=== PROBLEM TO SOLVE ===
For each line in the records that contains "weeks", make a copy.

-------- AVAILABLE DATA

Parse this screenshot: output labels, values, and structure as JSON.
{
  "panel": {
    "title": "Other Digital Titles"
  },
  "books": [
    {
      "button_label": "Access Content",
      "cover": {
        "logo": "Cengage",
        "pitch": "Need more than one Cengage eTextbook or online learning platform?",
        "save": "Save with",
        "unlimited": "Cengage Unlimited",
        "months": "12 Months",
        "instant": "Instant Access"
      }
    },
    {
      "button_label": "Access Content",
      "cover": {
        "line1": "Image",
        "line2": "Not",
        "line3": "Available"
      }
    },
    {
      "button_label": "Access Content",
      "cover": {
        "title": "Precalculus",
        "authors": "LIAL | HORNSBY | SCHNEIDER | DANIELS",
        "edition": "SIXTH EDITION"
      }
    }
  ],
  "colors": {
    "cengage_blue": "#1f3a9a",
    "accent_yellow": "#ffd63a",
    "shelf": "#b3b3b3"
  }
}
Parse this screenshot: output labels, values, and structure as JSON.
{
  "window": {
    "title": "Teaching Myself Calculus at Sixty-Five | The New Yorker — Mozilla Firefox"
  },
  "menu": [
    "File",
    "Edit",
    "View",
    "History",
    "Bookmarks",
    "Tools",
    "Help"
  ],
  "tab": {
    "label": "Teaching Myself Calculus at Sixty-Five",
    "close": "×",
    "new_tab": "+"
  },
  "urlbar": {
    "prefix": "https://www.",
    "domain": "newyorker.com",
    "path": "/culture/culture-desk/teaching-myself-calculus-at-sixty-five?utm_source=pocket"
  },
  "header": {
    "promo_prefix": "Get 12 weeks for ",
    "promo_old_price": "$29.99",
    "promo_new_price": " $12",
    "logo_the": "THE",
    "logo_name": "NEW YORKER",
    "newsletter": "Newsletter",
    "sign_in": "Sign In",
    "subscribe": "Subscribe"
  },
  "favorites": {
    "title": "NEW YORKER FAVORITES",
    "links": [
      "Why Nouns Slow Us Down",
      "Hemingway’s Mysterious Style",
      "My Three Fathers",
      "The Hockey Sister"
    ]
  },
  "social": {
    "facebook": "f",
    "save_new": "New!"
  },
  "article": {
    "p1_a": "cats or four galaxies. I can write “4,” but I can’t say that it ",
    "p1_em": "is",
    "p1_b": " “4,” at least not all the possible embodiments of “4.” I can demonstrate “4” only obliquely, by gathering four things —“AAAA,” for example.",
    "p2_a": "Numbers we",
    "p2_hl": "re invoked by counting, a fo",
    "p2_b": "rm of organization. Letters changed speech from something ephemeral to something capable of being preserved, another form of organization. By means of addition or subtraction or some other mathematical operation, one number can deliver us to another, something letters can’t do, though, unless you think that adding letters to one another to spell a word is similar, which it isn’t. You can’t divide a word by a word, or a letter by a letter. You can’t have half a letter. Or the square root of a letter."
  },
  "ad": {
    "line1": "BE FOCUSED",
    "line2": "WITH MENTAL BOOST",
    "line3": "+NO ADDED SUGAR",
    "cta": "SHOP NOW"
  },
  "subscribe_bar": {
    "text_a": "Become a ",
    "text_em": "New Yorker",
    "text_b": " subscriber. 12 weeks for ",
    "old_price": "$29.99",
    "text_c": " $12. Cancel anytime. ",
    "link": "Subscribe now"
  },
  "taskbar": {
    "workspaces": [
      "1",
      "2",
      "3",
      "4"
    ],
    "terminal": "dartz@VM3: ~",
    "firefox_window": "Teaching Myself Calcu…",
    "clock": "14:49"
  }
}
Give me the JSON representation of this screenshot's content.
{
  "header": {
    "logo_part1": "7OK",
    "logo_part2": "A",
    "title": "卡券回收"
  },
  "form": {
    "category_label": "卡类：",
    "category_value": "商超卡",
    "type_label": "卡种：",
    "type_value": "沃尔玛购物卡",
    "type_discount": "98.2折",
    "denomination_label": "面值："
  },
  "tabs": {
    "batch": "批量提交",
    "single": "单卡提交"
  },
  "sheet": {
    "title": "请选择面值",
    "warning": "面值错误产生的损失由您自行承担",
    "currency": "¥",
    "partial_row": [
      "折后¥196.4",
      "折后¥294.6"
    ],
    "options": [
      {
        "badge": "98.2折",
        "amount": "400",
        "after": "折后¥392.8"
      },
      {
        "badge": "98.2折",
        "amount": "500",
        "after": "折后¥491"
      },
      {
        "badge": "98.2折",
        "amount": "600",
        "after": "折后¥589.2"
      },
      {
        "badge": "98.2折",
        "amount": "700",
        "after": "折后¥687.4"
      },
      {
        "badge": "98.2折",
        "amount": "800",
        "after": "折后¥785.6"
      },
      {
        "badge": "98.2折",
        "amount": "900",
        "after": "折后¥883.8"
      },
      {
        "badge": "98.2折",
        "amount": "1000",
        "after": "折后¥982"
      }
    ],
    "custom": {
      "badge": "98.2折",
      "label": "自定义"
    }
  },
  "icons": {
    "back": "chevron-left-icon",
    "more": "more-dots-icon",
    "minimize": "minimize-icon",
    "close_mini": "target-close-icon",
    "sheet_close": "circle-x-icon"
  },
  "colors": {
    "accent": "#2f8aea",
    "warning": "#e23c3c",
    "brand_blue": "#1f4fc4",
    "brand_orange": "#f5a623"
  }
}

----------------

=== ANSWER FOR THIS EXERCISE ===
    "promo_prefix": "Get 12 weeks for ",
    "text_b": " subscriber. 12 weeks for ",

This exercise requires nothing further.